I really like this question but don't feel confident about any of my current answer ideas.

I did want to note that a good test for a reasonable answer is whether it passes a "would this have ruled out human speech?" test.
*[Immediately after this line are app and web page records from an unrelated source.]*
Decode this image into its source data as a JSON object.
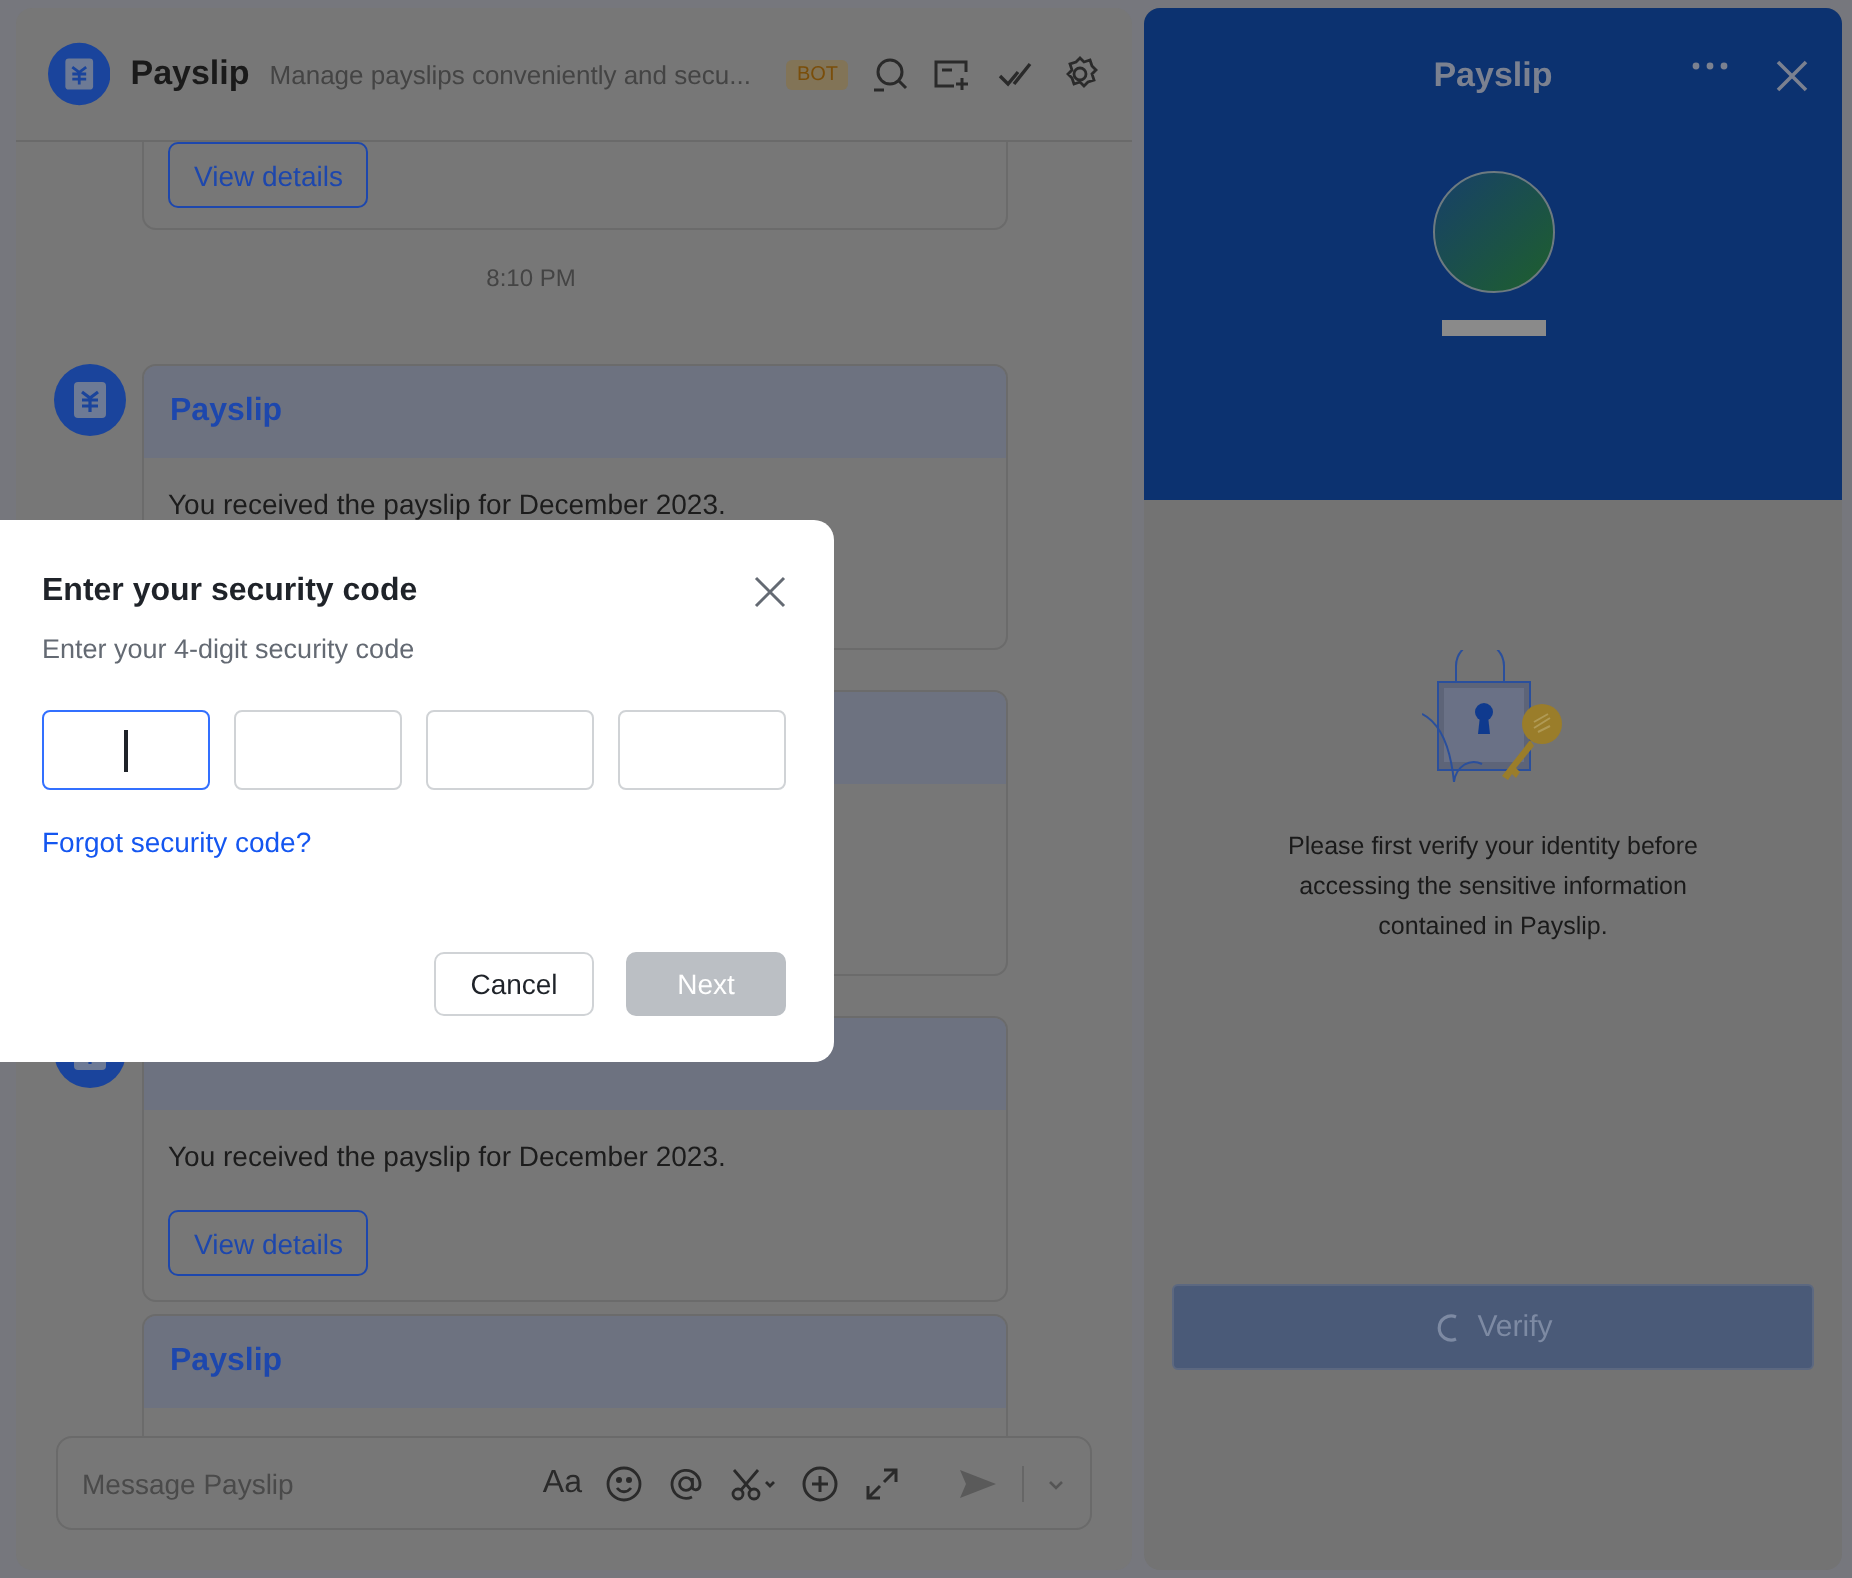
{
  "chat": {
    "header": {
      "title": "Payslip",
      "description": "Manage payslips conveniently and secu...",
      "badge": "BOT"
    },
    "messages": [
      {
        "kind": "tail",
        "button": "View details"
      },
      {
        "kind": "time",
        "text": "8:10 PM"
      },
      {
        "kind": "card",
        "avatar": true,
        "title": "Payslip",
        "body": "You received the payslip for December 2023."
      },
      {
        "kind": "card"
      },
      {
        "kind": "card",
        "avatar": true,
        "body": "You received the payslip for December 2023.",
        "button": "View details"
      },
      {
        "kind": "head",
        "title": "Payslip"
      }
    ],
    "composer": {
      "placeholder": "Message Payslip",
      "format_icon": "Aa"
    }
  },
  "side_panel": {
    "title": "Payslip",
    "message": "Please first verify your identity before accessing the sensitive information contained in Payslip.",
    "button": {
      "label": "Verify",
      "loading": true
    }
  },
  "dialog": {
    "title": "Enter your security code",
    "subtitle": "Enter your 4-digit security code",
    "code_fields": [
      {
        "focused": true
      },
      {
        "focused": false
      },
      {
        "focused": false
      },
      {
        "focused": false
      }
    ],
    "link": "Forgot security code?",
    "buttons": [
      {
        "label": "Cancel",
        "kind": "secondary",
        "disabled": false
      },
      {
        "label": "Next",
        "kind": "primary",
        "disabled": true
      }
    ]
  }
}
That is, any answer that labels "communicating by manipulating vibrational waves with tongues" impossible probably should be disqualified.

Totally unrelated to my prior point, Children of Time, a biotech/evolution heavy sci-fi book which I highly recommend, actually focuses on

a species that communicates complex knowledge and memories through generations and, subsequently, between individuals, via DNA viruses.

comment by Pattern · 2019-08-09T01:25:16.180Z · score: 3 (2 votes) · LW · GW
What's the closest thing to this we see in any species?

I recommend asking this as its own question, and note that communication across species may be more interesting.

comment by jp · 2019-08-14T18:12:34.279Z · score: 6 (3 votes) · LW · GW

You can ask a related question with the LW UI.